**TASK TO COMPLETE:** Whenever a line in the records below holds the string "Soft", copy it out.

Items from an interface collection
★ ★ ★ ★ ★
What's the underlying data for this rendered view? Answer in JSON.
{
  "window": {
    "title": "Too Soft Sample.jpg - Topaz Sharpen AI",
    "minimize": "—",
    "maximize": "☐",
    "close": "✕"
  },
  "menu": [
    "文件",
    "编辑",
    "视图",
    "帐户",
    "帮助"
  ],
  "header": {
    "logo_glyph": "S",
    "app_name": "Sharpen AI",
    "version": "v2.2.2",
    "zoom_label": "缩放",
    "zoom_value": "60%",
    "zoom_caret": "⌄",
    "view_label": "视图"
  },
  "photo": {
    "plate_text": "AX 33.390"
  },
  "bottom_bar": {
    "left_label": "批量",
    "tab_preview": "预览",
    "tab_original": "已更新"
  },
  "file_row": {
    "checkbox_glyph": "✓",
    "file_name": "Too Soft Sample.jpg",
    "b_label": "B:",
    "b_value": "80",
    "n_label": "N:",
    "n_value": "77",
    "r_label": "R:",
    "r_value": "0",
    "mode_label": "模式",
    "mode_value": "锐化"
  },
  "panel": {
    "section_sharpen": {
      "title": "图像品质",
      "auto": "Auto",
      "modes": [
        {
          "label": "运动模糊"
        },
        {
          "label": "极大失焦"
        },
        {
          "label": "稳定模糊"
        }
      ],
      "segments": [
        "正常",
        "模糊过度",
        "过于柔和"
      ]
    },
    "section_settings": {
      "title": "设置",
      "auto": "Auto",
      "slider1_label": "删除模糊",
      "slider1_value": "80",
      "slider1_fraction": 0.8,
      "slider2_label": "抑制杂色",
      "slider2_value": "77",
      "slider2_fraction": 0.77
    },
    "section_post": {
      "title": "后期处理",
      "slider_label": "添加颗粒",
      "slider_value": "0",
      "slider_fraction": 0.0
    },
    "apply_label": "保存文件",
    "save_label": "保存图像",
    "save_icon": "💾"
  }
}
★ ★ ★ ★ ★
**SOLUTION FOR THIS TASK:**
    "title": "Too Soft Sample.jpg - Topaz Sharpen AI",
    "file_name": "Too Soft Sample.jpg",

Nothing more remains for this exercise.